Reebok and MC10, which is based in Cambridge, Massachusetts, have not divulged details yet, though representatives say the goal of the project is to make the interface between people and their electronics disappear. "We want to bring more information to the athlete, using the [conformable electronics] technology in a way that makes the electronics invisible to the user," says Paul Litchfield, head of Reebok Advanced Concepts.
Textiles incorporating electronics are already available today, for example in sports bras that use conductive textiles to register a woman's heart rate. But today's devices connect to a box containing the heart of the electronics, which are built on rigid chips. In the bra, a removable plastic box beams a signal to a watch.
Clothing incorporating high-performance conformable electronics could have many advantages over these systems, says MC10 CEO David Icke. First, the electronics could be completely incorporated into the inside of a shirt, or into a decal placed directly on the skin, without the need for a casing. They could conform to the body, and their increased level of contact with the skin could lead to higher-quality measurements. And by incorporating transistors that can amplify and process signals for better sensitivity, the flexible electronics would deliver more-valuable information. "It's not like wearing a device with hard segments attached to the body," says Litchfield.
The athletic-apparel devices might incorporate sensors and a microprocessor to monitor multiple indicators of an athlete's health, such as impact on the body, electrical information from the heart and nervous system, sweat pH, blood pressure, gait, and strain on joints. Such devices could process the data to generate information about metabolism and athletic performance and broadcast it to another device. MC10 says the products could be available within a year or two.
John Rogers, the researcher who cofounded MC10 and is science professor at the University of Illinois materials, has prototyped sensors, processors, and light-emitting diodes based on silicon and built on thin, lightweight, flexible, and even stretchy materials. Like conventional silicon chips, these flexible electronics are fast and power-efficient. MC10's devices are made by etching out very thin strips of silicon and printing them onto flexible substrates. This lets them conform to uneven surfaces such as human skin. Rogers notes that other products under development by MC10 include electronics for interfacing between the body's delicate inner tissues and surgical instruments such as balloon catheters. "From the standpoint of mechanics and materials design, there are many foundational issues common to use inside and outside the body," he says.
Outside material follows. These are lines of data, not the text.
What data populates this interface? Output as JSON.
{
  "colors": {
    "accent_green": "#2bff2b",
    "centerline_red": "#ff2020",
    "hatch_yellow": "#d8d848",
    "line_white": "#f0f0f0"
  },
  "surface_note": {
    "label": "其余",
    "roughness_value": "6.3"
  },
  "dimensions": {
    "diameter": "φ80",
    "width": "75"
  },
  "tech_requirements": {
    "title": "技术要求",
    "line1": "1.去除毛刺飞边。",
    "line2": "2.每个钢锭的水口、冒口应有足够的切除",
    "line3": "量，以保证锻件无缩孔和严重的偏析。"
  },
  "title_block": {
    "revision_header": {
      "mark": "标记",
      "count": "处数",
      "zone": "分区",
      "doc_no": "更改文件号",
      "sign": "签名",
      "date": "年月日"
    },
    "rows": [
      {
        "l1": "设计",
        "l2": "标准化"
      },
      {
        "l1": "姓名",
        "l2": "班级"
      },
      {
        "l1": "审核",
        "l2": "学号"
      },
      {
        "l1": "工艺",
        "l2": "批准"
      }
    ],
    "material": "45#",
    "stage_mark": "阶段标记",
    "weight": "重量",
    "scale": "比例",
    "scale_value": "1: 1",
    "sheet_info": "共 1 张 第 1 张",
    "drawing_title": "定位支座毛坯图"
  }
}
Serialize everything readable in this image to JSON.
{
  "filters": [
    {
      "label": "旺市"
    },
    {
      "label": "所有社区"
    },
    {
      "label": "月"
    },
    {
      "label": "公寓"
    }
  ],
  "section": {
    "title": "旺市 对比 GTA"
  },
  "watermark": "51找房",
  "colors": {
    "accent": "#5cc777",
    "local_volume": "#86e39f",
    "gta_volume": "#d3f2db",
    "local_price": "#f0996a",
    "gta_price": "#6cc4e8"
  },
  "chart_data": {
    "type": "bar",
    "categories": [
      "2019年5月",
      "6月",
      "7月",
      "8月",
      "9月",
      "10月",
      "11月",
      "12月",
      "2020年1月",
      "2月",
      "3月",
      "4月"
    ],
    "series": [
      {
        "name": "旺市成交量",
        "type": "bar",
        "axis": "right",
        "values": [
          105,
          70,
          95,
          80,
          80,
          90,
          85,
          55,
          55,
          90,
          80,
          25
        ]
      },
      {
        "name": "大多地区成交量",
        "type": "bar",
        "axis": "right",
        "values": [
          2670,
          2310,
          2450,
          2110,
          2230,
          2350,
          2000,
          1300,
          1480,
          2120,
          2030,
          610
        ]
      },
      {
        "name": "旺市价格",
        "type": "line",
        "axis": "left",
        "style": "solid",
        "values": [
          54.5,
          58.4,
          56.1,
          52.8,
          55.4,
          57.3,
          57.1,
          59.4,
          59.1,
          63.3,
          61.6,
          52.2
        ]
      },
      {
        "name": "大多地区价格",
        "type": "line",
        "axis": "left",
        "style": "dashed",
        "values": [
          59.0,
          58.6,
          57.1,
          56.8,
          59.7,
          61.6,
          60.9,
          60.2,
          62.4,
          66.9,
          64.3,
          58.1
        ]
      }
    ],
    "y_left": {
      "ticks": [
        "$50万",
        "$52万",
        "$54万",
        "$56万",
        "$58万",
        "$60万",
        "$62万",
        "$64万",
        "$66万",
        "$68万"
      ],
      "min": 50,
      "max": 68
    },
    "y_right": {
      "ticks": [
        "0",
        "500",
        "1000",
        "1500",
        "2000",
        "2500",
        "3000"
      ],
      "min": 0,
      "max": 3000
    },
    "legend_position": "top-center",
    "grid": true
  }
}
Flexible electronics, based on organic semiconductors rather than silicon, tend to be slower and more power-hungry. Working with organic materials, researchers at Xerox's PARC have made printed sensor tape for the U.S. military that's mounted inside helmets to record blast strength, temperature, and other data, and includes transistors to process the data.
As the performance gap between rigid chips and conformable electronics begins to close, the idea of a wearable computer begins to seem less speculative, says Juan Hinestroza, who heads the Textiles Nanotechnology Laboratory at Cornell University in Ithaca, New York. "Those were impossible dreams, but now we can produce high-performance electronics on flexible substrates," says Hinestroza, who is not affiliated with Reebok or MC10. "The interface between electronics and garments will disappear," he predicts.